And I agree. Despite our absolutely dismal road safety record, there is not much evidence that would suggest a dramatic reduction of crashes, fatalities or serious injury would be achieved by reducing the speed limit to 100km/h.
I am afraid that there is already an entrenched perception that speed law enforcement is nothing more than a revenue collection exercise with limited or no, safety consideration. To date, I have not heard any convincing rebuttal. A reduced national speed limit will, in effect raise revenues collected and cause more cases to be heard in our already over-burdened courts.

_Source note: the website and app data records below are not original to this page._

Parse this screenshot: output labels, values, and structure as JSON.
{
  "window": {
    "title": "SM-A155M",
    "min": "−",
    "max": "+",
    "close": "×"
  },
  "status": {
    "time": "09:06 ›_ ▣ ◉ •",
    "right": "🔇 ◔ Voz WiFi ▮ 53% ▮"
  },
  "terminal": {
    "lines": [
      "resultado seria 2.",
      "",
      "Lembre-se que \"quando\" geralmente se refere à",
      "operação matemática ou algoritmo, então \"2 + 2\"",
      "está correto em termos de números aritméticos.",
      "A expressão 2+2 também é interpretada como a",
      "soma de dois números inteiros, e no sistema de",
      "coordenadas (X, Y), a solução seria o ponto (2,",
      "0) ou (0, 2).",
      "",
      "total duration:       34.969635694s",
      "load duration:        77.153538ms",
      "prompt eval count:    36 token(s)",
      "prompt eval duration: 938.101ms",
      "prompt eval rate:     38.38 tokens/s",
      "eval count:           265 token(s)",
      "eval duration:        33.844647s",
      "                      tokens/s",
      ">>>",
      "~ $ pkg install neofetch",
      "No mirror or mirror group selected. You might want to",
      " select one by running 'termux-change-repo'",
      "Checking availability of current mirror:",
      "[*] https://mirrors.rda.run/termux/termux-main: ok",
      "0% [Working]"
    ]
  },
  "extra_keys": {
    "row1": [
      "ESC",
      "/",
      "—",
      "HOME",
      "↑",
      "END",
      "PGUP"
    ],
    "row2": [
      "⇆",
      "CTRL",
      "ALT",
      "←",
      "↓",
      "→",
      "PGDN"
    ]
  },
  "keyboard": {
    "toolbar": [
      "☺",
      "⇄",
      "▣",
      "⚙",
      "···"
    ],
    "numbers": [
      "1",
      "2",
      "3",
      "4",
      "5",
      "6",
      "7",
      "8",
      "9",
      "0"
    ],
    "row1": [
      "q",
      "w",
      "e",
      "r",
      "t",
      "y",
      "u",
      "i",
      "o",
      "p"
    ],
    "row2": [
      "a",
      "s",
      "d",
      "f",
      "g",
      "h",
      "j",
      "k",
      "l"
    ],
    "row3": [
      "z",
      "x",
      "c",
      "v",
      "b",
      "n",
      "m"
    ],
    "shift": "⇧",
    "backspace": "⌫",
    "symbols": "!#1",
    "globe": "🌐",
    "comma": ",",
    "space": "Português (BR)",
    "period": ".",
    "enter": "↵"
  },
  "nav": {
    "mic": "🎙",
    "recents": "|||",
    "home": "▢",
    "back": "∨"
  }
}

The real benefit, speed wise, is only felt at around 80km/h and I am sure that no-one wants a repeat of the early 1980’s when that was the national speed limit. Sure, the fatality rate almost halved during those years but then, so did productivity…
Achieving a reduced speed limit will have quite a hefty price-tag attached to it. Replacing all the offending road signs, amending mentions in all documents, training manuals, maps and legislative text is going to be a very, very, costly exercise indeed.
Then there is the tax. Travelling at a lower speed will result in fuel savings – this is good. Obviously the planet will benefit. Less fuel sold will mean less tax collected from the fuel levy and less contributions to the Road Accident Fund. Now there’ll be a shortfall for road maintenance and the RAF will be deeper into the red – not good.
The answer? Increase both the fuel levy and the RAF levy (to meet the shortfall in revenue) making petrol and diesel even more expensive. Push up the input costs for industry, which increases inflation, and Gill Marcus increases the repo rate. Definitely not good!
Just because the speed limit went down.
One thing that the Minister has got right is the acknowledgement that road safety is in a state of crisis. What this debate has raised are a number of relevant issues from the motoring public.
Before you change the speed limit, please look at the roadworthiness of vehicles – buses, minibus taxis, and trucks. What about seatbelts and parents who allow their kids to wander about their cars. Don’t forget too, the idiot texting on their cellphone while driving. And stop signs? All these offences came up in discussion more than once. Deal with them.
The Automobile Association has taken the view that in order to reduce the carnage on our roads, we should be looking at the complete picture.
During the past fifteen years there have been at least three National Road Safety Strategies – not one has been fully implemented. The only constant has been a limited law enforcement plan which has had partial success.
Finally, as a signatory to the UN Decade of Action road safety campaign, South Africa is committed to a 50% reduction of its road crashes by 2020. In order to achieve this we need the funding and commitment to implement sustainable projects that make a difference.
I would also like to see the South African road safety policy determined in such a way, that despite political change, we can eventually emulate the successes of countries such as the UK and Australia and become an example to other countries as well.